But because more than half of California is mountain lion habitat, it was only a matter of time until mountain lions came out into our community.  Another reason sightings are more common is because our valley is going through a drought, and many herbivores come to our landscaped homes in search of water.  The mountain lion will follow its prey, even if its near civilization. 

 

 If you were to see a mountain lion:

DO Stand Tall- Mountain lions will be intimidated if you appear larger

DO Yell- If you make a lot of noise, you have a good chance of scaring the animal

DO NOT Hike Alone- Most mountain lions will feel outnumbered and will not confront you

DO NOT Run- Almost all animals are instinct based, and if you run, their natural tendency is to chase. 

 

 If you have livestock and pets on your property, here are a few steps to prevent a future attack.

1.) Put livestock and pets inside at night

2.) Clear brush- eliminates hiding or living areas for wild animals

3.) Install outdoor lighting, preferably motion activated- this will scare most of the wild animals away

4.) Put your garbage away- this will keep the raccoons and coyotes out, which mountain lions hunt

For more information on safety guidelines, click here .

 

For downloadable brochures, click here .

 

According to the California Department of Fish and Game, “More than half of California is Mountain Lion habitat”.  This includes the Santa Clarita Valley.  So stay humble and take proper precautions to protect your pets, your livestock and yourselves. 

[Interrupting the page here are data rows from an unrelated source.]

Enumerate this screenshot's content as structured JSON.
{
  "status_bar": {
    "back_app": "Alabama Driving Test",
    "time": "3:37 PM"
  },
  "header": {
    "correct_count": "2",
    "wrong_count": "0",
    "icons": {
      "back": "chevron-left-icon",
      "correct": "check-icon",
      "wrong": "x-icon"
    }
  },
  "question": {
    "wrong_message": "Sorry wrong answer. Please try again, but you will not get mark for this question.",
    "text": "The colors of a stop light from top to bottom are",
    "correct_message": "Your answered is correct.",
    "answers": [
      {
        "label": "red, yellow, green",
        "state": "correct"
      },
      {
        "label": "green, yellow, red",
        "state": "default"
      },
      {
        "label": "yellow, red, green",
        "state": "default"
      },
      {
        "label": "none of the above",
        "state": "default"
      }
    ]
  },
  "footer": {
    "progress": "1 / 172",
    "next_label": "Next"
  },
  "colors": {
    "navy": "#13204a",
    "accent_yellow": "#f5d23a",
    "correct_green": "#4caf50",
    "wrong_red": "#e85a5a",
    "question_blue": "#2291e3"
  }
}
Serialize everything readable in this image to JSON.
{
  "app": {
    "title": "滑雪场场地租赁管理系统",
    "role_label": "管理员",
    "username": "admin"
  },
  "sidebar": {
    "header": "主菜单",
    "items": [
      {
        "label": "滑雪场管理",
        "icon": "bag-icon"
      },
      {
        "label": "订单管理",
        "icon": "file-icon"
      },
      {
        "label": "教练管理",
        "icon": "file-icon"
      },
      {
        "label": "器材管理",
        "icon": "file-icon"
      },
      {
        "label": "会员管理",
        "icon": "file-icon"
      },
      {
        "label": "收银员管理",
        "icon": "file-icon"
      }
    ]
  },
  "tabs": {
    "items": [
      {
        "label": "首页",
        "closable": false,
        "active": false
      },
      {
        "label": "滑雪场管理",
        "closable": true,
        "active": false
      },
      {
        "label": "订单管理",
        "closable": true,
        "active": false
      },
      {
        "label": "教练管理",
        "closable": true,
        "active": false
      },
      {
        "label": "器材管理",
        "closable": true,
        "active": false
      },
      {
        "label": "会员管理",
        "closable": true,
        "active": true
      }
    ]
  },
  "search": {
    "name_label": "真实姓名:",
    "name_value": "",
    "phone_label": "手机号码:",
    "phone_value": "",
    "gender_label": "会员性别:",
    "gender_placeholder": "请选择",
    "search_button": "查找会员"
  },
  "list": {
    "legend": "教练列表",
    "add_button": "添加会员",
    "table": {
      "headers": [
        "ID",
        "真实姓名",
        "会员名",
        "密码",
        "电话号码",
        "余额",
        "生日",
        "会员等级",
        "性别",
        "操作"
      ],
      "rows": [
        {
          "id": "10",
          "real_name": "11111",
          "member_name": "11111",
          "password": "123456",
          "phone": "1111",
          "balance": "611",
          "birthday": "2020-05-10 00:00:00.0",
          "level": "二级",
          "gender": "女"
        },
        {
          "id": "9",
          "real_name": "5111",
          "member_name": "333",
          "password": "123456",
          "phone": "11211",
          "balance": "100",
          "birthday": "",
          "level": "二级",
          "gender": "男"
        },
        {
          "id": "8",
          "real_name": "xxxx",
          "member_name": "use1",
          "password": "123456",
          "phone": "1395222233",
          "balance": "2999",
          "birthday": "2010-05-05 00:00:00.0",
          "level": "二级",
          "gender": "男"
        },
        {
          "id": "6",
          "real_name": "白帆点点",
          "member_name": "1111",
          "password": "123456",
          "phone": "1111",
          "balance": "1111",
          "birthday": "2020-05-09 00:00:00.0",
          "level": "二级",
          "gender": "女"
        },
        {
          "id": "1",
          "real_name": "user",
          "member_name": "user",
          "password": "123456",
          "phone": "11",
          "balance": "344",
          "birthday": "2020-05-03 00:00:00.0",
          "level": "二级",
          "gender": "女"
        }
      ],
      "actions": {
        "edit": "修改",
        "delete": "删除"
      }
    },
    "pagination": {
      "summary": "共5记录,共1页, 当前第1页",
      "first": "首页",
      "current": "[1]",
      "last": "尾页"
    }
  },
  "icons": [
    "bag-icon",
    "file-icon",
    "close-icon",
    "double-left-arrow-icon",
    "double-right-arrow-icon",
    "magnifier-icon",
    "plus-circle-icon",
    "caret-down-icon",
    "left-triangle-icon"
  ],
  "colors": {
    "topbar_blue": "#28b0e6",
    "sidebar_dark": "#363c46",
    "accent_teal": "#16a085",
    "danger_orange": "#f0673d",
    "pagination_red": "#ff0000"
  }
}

If you have a wild animal problem, you can call the Department of Fish and Game, who has a dedicated line for this matter at 858-467-4226.

 

You can listen to stories like this every Friday morning at 7:10 a.m. on "The Hike Report", brought to you by your hometown radio station KHTS (AM1220) and by the Mountains Recreation and Conservation Authority.

 

For our complete hike and activity schedule and for trail maps, go to www.LAMountains.com